This booklet is composed of six steps. Step One – Checking the Chicago Historic Resources Survey. Step Two – Finding a copy of the building permit filed when your house was constructed. Step Three – Research information on the construction of your house (and any additions), its architect (if known), and its builder. Step Four – Finding information on the previous owners of your house. Step Five – Finding early or original plans, drawings and photos of your house.  Step Six – Your Neighborhood’s history.  The end of the booklet contains an extensive list of resources to find records.

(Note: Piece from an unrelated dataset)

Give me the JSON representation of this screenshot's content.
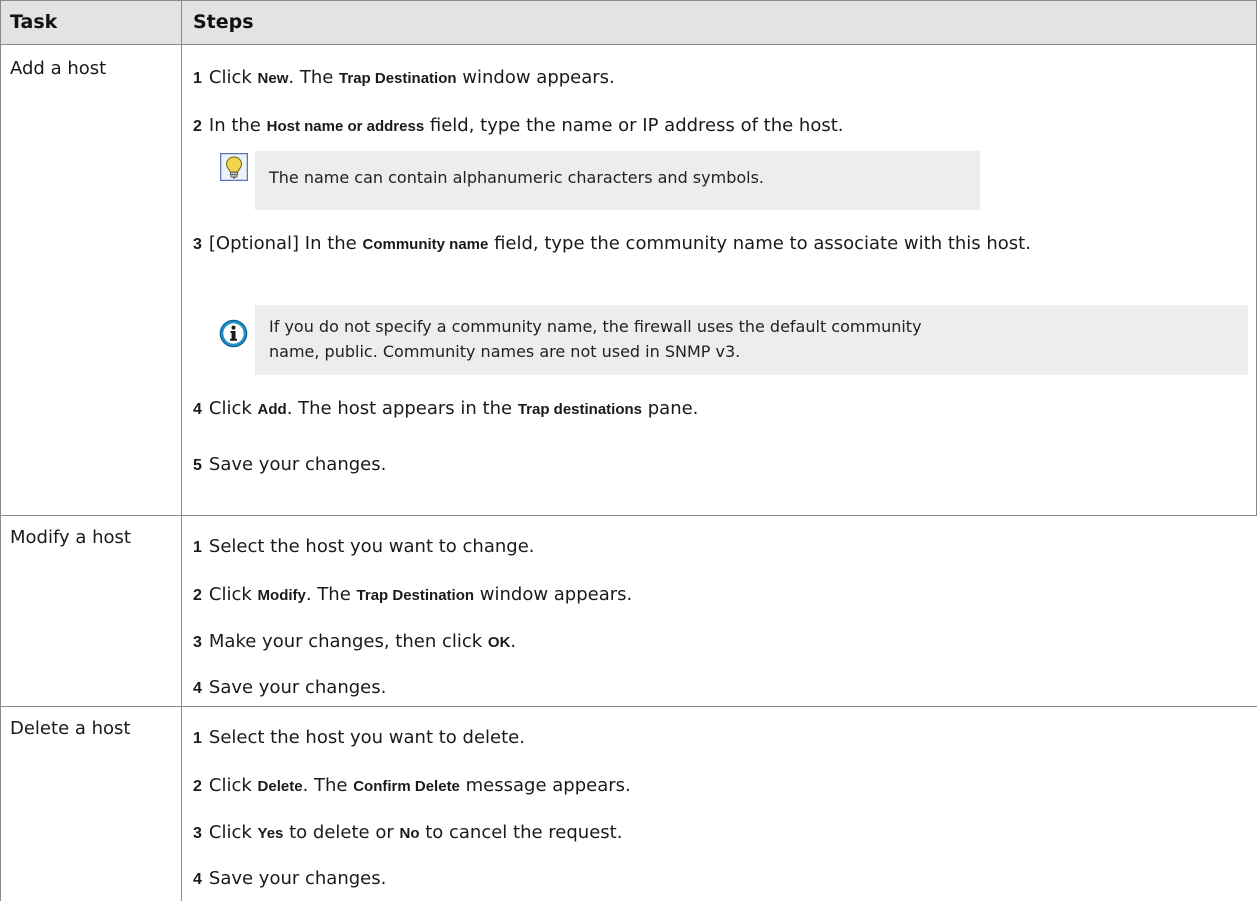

In our collection of old family photographs, there are probably a few of the homes in which our ancestors lived. Does that home still exist today? One way to find out is to go on Google Earth and enter the address. The program will pinpoint the address and you can zoom in to look at the area. Sometimes a street view is also available. If I enter 2122 W. 18th Place, Chicago, IL, Google Earth will take me to 18th Place and the closest address, which is next door. 2122 does not exist. It was a wooden home, as tall as the ones on either side of it, and is no longer there. Instead, an empty lot filled with grass and trees is where the home stood. The houses on either side of the lot are brick. It will be interesting to find out what happened to the house. Did it burn down? Was it purposely taken down?

What about your current collection of family photographs? Does it include the house where you parents grew up? Where you grew up? Do you have a photograph of the house as it looks today? We can never forget to continue to record our current family history.

For more information specific to Chicago you may visit the Chicago History Museum’s webpage on Architecture.

The Smithsonian has a great booklet online Finding History in your Home.

The Internet Public Library also has an extensive listing of resources on their Guide to Researching the History of your House page. 

Have you traced the history of any homes? What interesting things did you discover?